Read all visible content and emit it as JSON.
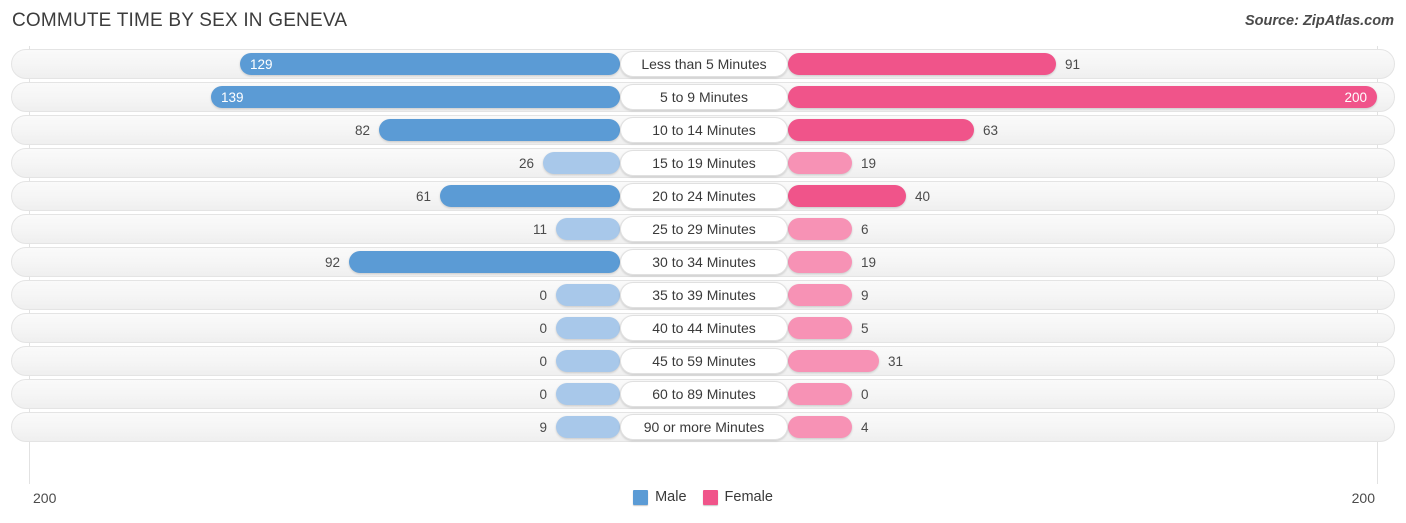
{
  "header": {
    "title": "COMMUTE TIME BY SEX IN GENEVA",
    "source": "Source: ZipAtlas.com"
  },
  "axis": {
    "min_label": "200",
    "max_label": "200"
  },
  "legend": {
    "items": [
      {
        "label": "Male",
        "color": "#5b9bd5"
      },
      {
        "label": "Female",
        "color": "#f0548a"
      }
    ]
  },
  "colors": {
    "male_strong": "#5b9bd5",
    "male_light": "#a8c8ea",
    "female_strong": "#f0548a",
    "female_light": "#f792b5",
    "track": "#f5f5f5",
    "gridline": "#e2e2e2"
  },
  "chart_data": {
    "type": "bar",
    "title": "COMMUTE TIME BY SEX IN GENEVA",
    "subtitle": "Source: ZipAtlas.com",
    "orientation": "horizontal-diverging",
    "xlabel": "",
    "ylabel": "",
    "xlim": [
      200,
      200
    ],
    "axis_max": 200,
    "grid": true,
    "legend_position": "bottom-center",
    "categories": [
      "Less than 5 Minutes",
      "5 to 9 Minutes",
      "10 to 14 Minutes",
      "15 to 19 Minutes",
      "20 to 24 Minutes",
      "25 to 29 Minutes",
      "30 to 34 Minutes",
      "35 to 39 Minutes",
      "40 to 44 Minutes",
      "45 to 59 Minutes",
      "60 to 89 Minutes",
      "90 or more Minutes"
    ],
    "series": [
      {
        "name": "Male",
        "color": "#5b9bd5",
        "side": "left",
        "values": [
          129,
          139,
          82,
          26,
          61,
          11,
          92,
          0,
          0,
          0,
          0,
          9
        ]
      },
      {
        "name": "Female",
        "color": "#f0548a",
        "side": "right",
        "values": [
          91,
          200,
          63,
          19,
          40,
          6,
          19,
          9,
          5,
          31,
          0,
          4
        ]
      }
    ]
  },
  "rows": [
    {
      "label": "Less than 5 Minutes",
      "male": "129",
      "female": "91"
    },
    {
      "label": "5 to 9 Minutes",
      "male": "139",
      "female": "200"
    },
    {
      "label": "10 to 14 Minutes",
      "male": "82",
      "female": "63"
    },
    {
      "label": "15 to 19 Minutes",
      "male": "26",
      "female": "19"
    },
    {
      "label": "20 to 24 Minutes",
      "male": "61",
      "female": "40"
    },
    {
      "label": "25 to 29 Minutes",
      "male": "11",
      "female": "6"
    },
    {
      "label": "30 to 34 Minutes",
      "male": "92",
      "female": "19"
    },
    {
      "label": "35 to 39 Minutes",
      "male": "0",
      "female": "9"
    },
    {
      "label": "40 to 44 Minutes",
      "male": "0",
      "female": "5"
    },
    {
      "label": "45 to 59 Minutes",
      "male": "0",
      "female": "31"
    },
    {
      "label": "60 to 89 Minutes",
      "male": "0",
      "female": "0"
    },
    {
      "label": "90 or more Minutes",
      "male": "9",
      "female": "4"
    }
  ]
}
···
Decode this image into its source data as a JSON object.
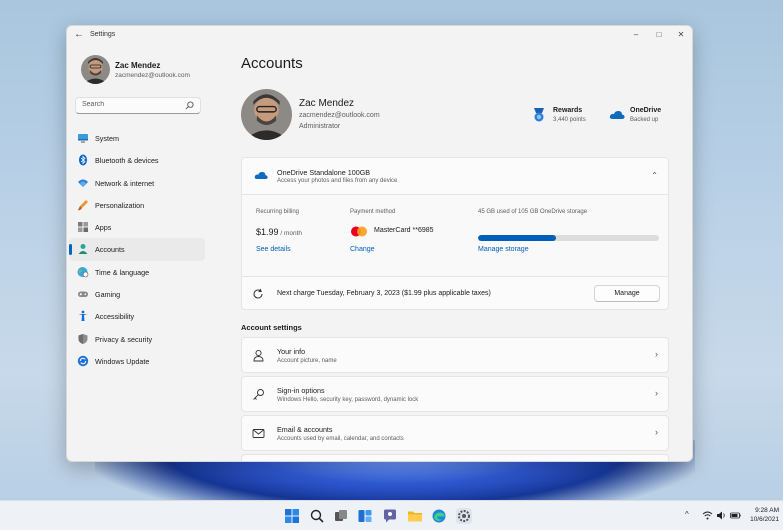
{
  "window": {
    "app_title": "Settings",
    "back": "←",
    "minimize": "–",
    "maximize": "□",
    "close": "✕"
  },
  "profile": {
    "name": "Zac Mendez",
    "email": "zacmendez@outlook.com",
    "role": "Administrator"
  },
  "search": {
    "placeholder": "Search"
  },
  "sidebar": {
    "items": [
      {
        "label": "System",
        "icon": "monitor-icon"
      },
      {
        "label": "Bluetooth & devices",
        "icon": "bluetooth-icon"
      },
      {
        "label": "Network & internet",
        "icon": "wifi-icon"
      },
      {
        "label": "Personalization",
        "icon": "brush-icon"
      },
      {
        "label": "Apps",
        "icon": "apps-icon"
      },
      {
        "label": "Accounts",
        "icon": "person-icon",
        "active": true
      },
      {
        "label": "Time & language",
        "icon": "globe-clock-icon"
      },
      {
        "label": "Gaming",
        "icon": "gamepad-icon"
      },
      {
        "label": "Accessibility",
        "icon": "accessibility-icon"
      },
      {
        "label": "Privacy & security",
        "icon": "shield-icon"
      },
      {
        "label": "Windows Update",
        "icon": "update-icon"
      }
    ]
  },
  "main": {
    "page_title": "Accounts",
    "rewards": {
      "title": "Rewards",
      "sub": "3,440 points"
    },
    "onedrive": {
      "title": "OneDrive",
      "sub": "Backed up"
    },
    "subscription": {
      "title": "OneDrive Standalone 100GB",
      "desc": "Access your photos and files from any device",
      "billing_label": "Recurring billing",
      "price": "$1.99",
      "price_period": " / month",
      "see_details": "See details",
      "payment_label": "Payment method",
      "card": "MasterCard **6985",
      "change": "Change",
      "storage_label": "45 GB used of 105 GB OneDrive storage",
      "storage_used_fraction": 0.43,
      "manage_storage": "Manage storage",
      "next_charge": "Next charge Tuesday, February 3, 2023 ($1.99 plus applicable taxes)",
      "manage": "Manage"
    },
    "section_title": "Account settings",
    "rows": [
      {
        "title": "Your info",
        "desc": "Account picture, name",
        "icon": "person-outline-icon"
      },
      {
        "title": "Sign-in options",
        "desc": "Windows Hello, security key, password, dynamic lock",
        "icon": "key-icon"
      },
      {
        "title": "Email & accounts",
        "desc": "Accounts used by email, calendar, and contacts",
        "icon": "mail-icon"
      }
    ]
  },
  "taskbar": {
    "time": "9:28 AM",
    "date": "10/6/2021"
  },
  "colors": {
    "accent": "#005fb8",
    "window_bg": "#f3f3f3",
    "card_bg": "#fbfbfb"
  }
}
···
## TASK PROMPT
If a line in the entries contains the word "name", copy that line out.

## ANSWER BOX
        "name": "Male",
        "name": "Female",
    "name": "Zac Mendez",
        "desc": "Account picture, name",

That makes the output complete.